"The men of those days [i.e. in the Age of Heroes] made it their business to amass wealth of this kind, herds of horses and cattle . . . [and so] Eurystheus, in view of the reputation of the Iberian cattle, ordered Herakles to drive off the herd of Geryones. Eryx too, who was reigning then in Sikelia (Sicily), plainly had so violent a desire for the cattle from Erytheia that he wrestled with Herakles, staking his kingdom on the match against these cattle."
Ovid, Metamorphoses 14. 82 ff (trans. Brookes More) (Roman epic C1st B.C. to C1st A.D.) :
"Aeneas, fleeing the new walls built on that sandy shore [i.e. after fleeing Carthage], revisited the land of Eryx and Acestes, his true friend."
Virgil, Aeneid 1. 570 ff (trans.
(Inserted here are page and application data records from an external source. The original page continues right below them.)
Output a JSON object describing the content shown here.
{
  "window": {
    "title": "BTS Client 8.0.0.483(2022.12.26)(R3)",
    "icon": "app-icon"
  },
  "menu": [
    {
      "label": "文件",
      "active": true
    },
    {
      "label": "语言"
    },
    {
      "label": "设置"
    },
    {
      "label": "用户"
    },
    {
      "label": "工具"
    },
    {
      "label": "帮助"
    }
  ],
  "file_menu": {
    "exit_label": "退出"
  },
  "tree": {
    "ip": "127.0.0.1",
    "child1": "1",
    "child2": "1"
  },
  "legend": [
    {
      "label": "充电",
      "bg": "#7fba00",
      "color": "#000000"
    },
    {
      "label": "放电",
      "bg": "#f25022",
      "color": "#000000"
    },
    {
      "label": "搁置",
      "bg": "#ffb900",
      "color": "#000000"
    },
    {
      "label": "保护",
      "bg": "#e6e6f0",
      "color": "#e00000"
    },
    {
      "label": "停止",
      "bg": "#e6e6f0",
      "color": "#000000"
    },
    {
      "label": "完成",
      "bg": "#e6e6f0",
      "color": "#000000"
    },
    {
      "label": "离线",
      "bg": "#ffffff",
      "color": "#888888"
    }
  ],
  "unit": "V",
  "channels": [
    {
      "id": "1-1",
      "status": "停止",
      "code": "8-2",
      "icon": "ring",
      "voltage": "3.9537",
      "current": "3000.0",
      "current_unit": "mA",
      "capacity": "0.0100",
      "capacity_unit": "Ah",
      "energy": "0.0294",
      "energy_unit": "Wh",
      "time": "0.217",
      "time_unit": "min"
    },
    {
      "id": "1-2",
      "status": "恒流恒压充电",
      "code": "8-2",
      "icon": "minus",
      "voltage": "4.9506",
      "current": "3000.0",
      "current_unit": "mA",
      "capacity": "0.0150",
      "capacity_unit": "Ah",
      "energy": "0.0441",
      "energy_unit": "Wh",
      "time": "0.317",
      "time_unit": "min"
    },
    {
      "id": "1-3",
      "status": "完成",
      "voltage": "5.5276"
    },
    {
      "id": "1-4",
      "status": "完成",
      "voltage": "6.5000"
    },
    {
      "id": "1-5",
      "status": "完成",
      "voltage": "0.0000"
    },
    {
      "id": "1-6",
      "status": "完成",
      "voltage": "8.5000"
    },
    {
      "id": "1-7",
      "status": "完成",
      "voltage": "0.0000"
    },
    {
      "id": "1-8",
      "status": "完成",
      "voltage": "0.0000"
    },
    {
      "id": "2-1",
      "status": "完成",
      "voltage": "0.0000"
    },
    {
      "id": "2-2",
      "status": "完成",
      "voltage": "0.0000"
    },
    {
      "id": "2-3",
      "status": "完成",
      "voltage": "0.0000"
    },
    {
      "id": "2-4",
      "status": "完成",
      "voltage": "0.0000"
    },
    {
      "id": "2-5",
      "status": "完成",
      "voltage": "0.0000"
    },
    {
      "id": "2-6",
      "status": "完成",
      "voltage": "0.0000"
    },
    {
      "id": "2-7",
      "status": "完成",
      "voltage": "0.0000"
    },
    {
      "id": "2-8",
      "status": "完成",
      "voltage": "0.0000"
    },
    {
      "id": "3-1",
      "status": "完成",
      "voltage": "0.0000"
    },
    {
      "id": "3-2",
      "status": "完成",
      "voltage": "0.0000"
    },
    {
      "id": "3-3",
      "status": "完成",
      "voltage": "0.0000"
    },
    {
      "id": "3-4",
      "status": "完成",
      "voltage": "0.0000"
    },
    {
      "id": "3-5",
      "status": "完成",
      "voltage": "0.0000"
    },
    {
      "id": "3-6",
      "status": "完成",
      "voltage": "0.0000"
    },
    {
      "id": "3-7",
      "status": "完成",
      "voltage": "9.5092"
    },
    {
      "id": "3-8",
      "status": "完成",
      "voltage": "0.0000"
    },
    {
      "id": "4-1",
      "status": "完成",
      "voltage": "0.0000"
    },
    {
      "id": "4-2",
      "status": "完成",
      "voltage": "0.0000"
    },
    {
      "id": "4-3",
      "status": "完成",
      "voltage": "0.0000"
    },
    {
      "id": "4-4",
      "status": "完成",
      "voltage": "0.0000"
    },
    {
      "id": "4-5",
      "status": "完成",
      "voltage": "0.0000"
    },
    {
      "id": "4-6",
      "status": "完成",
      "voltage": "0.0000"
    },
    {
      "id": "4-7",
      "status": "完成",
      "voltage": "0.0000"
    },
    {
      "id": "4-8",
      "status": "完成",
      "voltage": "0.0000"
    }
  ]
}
Fairclough) (Roman epic C1st B.C.) :
"[Dido addresses Aeneas upon his arrival in Carthage :] ‘Whether your choice be [to settle in] great Hesperia and the fields of Saturnus, or the lands of Eryx and Acestes for your king, I will send you hence guarded by an escort, and aid you with my wealth.’"
Virgil, Aeneid 5. 22 ff :
"[Palinurus, the helmsman of Aeneas, addresses Aeneas :] ‘Nor far distant, I think, are the friendly shores of your brother Eryx and the Sicilian ports.’" [N.B. Aeneas and Eryx were both sons of Aphrodite and so brothers.]
Virgil, Aeneid 5. 387 ff :
"[During the games between Aeneas' men and those of the Sicilian King Acestes :] Acestes sternly chides Entellus [when he does not step forward for the boxing contest] . . . : ‘Where now, pray, is the divine Eryx, whom you called your teacher--all in vain? Where is your renown over all Sicily, and those spoils that hung in your house?’ . . .
He [Entellus] thereon threw into the ring a pair of gloves of giant weight, wherewith valiant Eryx was wont to enter contests, binding his arms with the tough hide. Amazed were the hearts of all, so vast were the seven huge oxhides, all stiff with insewn lead and iron . . . Then the old man [Entellus] spoke thus from his breast : ‘What if any had seen the gloves and arms of Hercules himself, and the fatal feud on this very shore? These arms your [Aeneas'] brother Eryx once wore; you see them still stained with blood and spattered brains. With these he faced great Alcides [Heracles]; with these was I wont to fight, while sounder blood gave me strength, nor yet had envious age sprinkled my temples with snow. But if the Trojan Dares declines these weapons of ours, and this is resolved on by good Aeneas and approved by my patron Acestes, let us make the battle even. At your wish I waive the gauntlets of Eryx; dismiss your fears; and take off your Trojan gloves!’ . . .
[But nevertheless to prove himself, he] set himself in face of the confronting steer as it stood by, the prize of battle; then drew back his right hand and, at full height, swung the hard gauntlet just between the horns, and broke into the skull, scattering the brains. Outstretched and lifeless, the bull falls quivering on the ground. Above it he pours forth from his breast these words : ‘This better life I offer you, Eryx, instead of the death of Dares; here victorious I lay down the gauntlet and my art!’"
Seneca, Hercules Furens 480 (trans. Miller) (Roman tragedy C1st A.D.) :
"His [Heracles'] own work it is that Eryx was crushed by his own gauntlets and that Libyan Antaeus shared Eryx' fate."
- Apollodorus, The Library - Greek Mythography C2nd A.D.
- Apollonius Rhodius, The Argonautica - Greek Epic C3rd B.C.
- Lycophron, Alexandra - Greek Poetry C3rd B.C.
- Diodorus Siculus, The Library of History - Greek History C1st B.C.
- Pausanias, Description of Greece - Greek Travelogue C2nd A.D.
- Ovid, Metamorphoses - Latin Epic C1st B.C. - C1st A.D.
- Virgil, Aeneid - Latin Epic C1st B.C.
- Seneca, Hercules Furens - Latin Tragedy C1st A.D.
Other references not currently quoted here: Tzetzes Chiliades 2.346, Tzetzes Scholiast on Lycophron 866, Servius on Virgil's Aeneid 1.570.
A complete bibliography of the translations quoted on this page.